▶ Problem
Leave out the pictures and repeat every record exactly.

(Records from a data source)
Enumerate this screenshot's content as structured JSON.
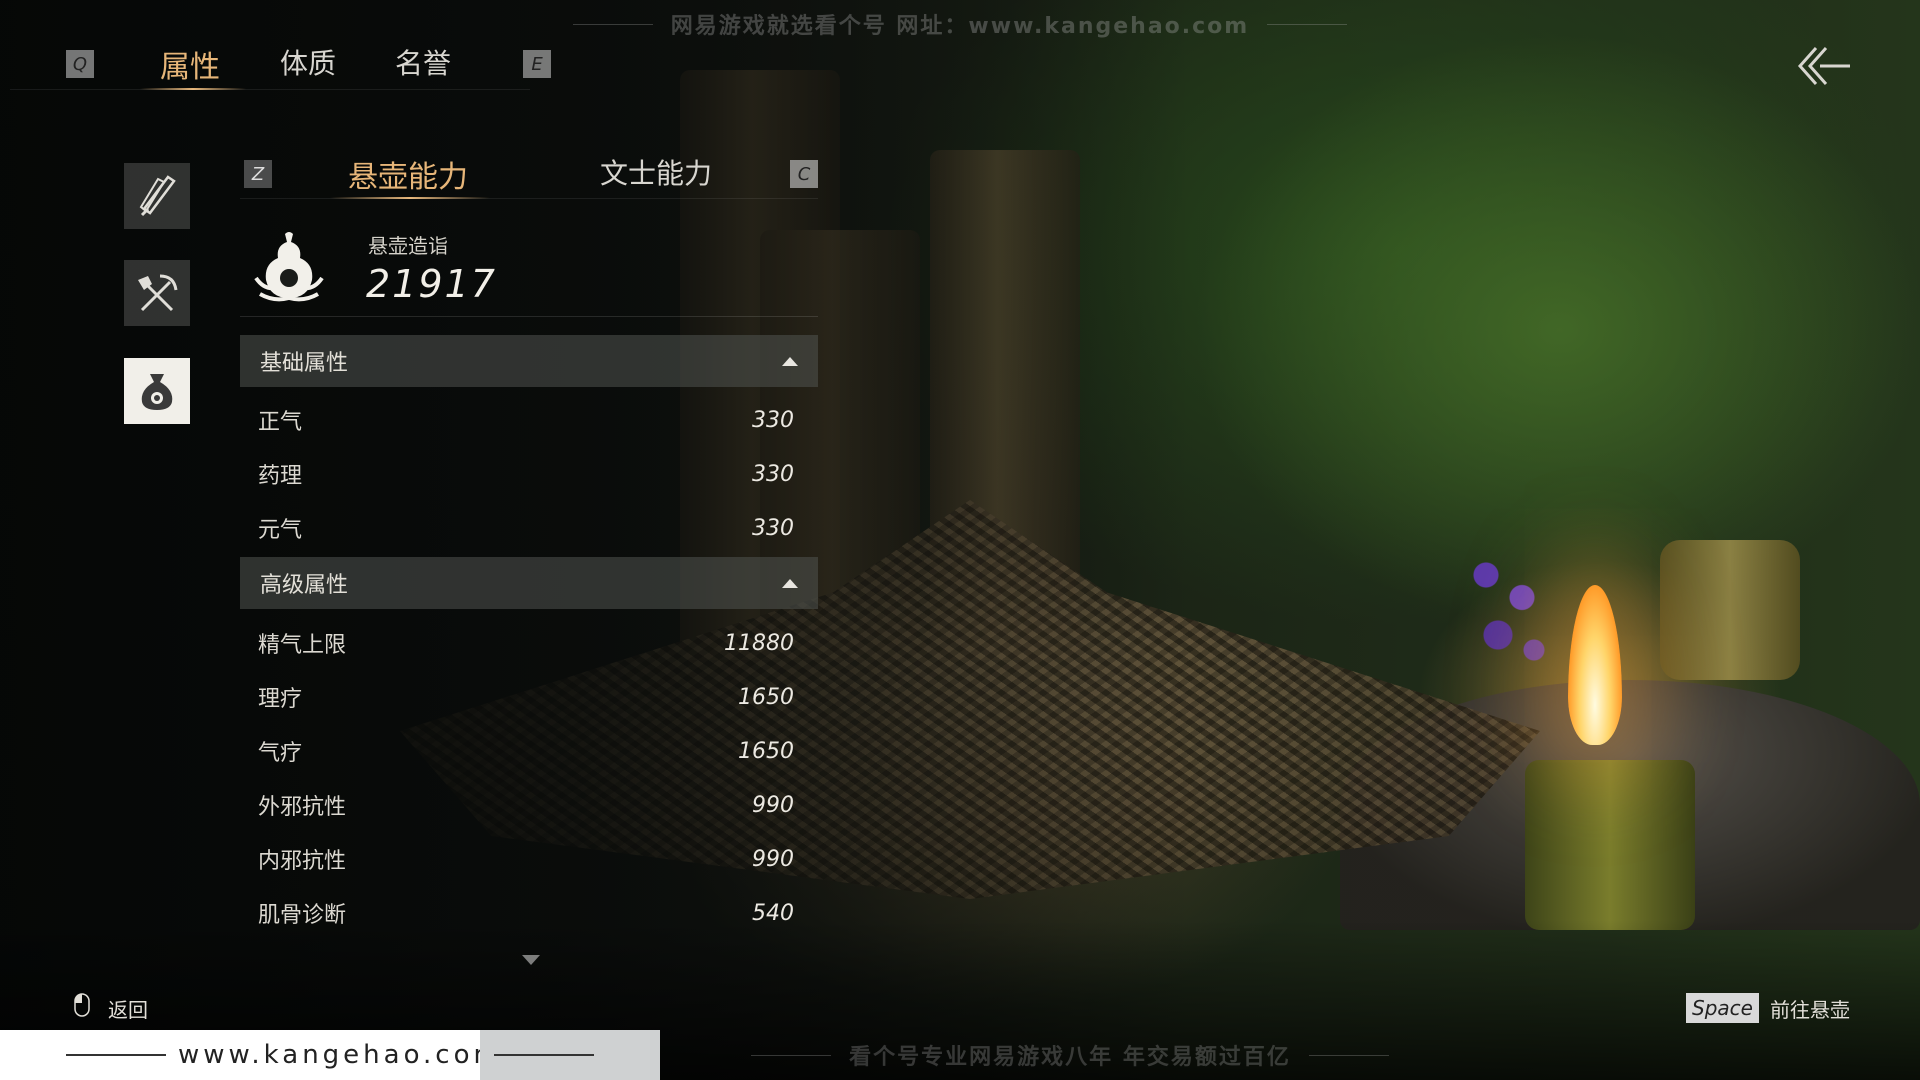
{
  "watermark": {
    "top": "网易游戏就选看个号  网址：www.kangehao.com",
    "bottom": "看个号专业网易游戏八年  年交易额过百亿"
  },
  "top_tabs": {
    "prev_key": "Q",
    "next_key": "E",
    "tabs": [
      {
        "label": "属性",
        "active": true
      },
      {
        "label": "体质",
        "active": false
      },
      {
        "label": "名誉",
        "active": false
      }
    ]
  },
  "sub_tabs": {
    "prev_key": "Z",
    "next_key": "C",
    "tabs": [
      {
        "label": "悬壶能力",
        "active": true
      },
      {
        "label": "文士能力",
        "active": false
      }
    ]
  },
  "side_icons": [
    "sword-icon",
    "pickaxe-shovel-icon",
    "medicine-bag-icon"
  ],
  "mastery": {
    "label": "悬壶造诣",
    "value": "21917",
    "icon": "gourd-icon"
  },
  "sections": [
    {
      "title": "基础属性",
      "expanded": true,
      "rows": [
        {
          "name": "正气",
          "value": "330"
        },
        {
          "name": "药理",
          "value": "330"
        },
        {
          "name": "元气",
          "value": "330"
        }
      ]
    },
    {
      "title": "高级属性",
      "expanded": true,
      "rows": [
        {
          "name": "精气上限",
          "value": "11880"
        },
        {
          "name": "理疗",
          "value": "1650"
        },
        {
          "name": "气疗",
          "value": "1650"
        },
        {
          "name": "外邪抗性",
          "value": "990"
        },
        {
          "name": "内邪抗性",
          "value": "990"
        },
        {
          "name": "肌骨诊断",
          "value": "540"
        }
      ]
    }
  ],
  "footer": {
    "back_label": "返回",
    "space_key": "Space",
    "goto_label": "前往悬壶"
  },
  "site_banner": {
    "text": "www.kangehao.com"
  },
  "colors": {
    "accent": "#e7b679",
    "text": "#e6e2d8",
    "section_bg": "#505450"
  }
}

▶ Answer below
Enumerate this screenshot's content as structured JSON.
{
  "watermark": {
    "top": "网易游戏就选看个号  网址：www.kangehao.com",
    "bottom": "看个号专业网易游戏八年  年交易额过百亿"
  },
  "top_tabs": {
    "prev_key": "Q",
    "next_key": "E",
    "tabs": [
      {
        "label": "属性",
        "active": true
      },
      {
        "label": "体质",
        "active": false
      },
      {
        "label": "名誉",
        "active": false
      }
    ]
  },
  "sub_tabs": {
    "prev_key": "Z",
    "next_key": "C",
    "tabs": [
      {
        "label": "悬壶能力",
        "active": true
      },
      {
        "label": "文士能力",
        "active": false
      }
    ]
  },
  "side_icons": [
    "sword-icon",
    "pickaxe-shovel-icon",
    "medicine-bag-icon"
  ],
  "mastery": {
    "label": "悬壶造诣",
    "value": "21917",
    "icon": "gourd-icon"
  },
  "sections": [
    {
      "title": "基础属性",
      "expanded": true,
      "rows": [
        {
          "name": "正气",
          "value": "330"
        },
        {
          "name": "药理",
          "value": "330"
        },
        {
          "name": "元气",
          "value": "330"
        }
      ]
    },
    {
      "title": "高级属性",
      "expanded": true,
      "rows": [
        {
          "name": "精气上限",
          "value": "11880"
        },
        {
          "name": "理疗",
          "value": "1650"
        },
        {
          "name": "气疗",
          "value": "1650"
        },
        {
          "name": "外邪抗性",
          "value": "990"
        },
        {
          "name": "内邪抗性",
          "value": "990"
        },
        {
          "name": "肌骨诊断",
          "value": "540"
        }
      ]
    }
  ],
  "footer": {
    "back_label": "返回",
    "space_key": "Space",
    "goto_label": "前往悬壶"
  },
  "site_banner": {
    "text": "www.kangehao.com"
  },
  "colors": {
    "accent": "#e7b679",
    "text": "#e6e2d8",
    "section_bg": "#505450"
  }
}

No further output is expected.